Opium, morphine, and codeine are all derived from the poppy seed. When you ingest the seed, the morphine shows up in your urine but you don’t get the narcotic effects that you would get by taking morphine: numbness to pain and inducement to sleep. So if I had actually taken morphine, I would have had no problem pushing through the pain threshold, but I may have had to take a nap in the transition area.
I tried to assemble a “dream team” for my defense; unfortunately R. Shapiro, F. Lee Bailey, and J. Cochran were indisposed with some other rinky-dink case. I had to create the “poppy seed defense” all on my own. Training for the Ironman fell by the wayside as I compiled all the information I could on the matter. As it turns out, a study had just been completed for the USOC investigating ways to distinguish between morphine present in a urine sample due to poppy seeds and that due to the narcotic form. No conclusive method was determined–although with the narcotic form, there will usually be codeine present which was not found in my sample.
My appeal consisted of a copy of the USOC study, a letter from the pastry chef (a.k.a. “the pusher”) at the hotel indicating that he regularly serves poppy seed bread on the Club level, and a letter from my massage therapist vouching for the fact that I wasn’t competing with a broken leg for which I would need morphine to mask the pain as I “hopped” through the 10K.
To my great relief, my case was dismissed based on my appeal.
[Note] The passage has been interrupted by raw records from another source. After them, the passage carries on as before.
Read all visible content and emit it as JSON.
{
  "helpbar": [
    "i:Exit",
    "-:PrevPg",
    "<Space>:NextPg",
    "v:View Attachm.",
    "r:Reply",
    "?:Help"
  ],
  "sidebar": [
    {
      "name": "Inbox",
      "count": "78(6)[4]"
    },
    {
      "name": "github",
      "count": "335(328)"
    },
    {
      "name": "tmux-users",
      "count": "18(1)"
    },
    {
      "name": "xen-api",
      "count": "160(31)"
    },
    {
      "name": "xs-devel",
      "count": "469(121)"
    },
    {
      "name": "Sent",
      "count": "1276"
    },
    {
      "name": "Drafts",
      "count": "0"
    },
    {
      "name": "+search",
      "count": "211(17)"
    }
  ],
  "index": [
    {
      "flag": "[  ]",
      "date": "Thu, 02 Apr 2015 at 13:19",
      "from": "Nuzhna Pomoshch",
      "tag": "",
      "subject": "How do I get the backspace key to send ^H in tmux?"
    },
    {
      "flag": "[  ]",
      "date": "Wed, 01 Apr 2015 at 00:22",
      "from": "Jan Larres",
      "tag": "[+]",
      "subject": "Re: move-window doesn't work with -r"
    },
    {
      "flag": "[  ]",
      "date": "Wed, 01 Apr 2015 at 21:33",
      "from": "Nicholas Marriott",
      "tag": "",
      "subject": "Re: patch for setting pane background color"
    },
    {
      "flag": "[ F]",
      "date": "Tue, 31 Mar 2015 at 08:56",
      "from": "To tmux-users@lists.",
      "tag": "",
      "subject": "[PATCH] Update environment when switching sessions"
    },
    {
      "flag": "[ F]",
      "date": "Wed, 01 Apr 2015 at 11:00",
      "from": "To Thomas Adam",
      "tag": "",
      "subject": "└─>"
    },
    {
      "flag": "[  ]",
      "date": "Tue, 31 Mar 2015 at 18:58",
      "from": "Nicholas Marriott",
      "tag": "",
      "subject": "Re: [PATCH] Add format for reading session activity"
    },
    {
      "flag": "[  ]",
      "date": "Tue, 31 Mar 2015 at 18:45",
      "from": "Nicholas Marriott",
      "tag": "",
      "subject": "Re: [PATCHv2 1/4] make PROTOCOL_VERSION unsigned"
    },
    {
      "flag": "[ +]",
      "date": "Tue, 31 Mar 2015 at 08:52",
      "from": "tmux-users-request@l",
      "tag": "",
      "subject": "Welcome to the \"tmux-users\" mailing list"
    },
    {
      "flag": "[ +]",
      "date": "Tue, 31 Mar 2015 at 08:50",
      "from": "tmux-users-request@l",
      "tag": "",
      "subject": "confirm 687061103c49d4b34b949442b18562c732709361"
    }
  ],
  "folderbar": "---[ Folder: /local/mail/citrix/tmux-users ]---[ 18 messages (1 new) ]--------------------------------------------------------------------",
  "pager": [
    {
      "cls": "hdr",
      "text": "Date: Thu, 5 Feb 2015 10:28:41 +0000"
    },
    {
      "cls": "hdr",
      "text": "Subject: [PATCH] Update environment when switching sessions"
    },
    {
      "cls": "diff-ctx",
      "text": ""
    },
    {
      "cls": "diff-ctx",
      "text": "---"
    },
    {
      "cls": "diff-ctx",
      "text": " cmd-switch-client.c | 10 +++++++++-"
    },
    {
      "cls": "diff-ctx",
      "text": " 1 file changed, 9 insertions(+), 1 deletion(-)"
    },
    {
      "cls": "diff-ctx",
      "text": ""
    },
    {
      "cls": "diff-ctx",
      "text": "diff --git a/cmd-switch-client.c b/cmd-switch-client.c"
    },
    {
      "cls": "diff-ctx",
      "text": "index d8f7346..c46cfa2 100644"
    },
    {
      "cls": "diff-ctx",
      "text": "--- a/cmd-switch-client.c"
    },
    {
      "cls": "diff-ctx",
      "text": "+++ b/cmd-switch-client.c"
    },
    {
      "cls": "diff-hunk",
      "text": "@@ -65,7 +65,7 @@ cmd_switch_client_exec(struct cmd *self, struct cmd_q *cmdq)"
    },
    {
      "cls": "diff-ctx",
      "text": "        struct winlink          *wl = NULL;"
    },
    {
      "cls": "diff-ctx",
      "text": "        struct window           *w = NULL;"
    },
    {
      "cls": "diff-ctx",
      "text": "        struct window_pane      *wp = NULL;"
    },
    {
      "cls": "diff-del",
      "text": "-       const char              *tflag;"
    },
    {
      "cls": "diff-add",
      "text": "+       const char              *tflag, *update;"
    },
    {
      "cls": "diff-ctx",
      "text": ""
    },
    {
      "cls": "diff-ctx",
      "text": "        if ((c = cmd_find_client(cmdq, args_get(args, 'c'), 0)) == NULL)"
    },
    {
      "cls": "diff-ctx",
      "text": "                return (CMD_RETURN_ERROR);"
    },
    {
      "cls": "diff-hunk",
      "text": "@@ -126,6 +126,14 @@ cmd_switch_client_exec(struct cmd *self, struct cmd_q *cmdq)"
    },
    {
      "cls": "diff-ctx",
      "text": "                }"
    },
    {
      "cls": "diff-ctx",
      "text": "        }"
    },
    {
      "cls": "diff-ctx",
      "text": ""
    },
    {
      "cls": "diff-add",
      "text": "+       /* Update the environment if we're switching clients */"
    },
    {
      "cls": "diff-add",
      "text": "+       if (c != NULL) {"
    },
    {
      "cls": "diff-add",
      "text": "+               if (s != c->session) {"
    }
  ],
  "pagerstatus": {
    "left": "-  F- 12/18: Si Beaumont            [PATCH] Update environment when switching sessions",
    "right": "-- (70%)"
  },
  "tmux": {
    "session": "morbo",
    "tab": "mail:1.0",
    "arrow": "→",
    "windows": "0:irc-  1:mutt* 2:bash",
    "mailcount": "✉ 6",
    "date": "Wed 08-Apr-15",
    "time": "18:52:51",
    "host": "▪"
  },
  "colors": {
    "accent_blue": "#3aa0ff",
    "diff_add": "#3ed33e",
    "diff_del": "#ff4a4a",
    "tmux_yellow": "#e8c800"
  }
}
At the same time, the USOC raised the limit on morphine from “any” to 1000 ng/ml which was high enough to cause my “B” sample to test negative and will hopefully do the same for future cases involving poppy seed ingestion. Beware though, for I have heard that repeated poppy seed use can lead to more hardcore food groups like chicken “pot” pies and Sugar “Smacks” cereal!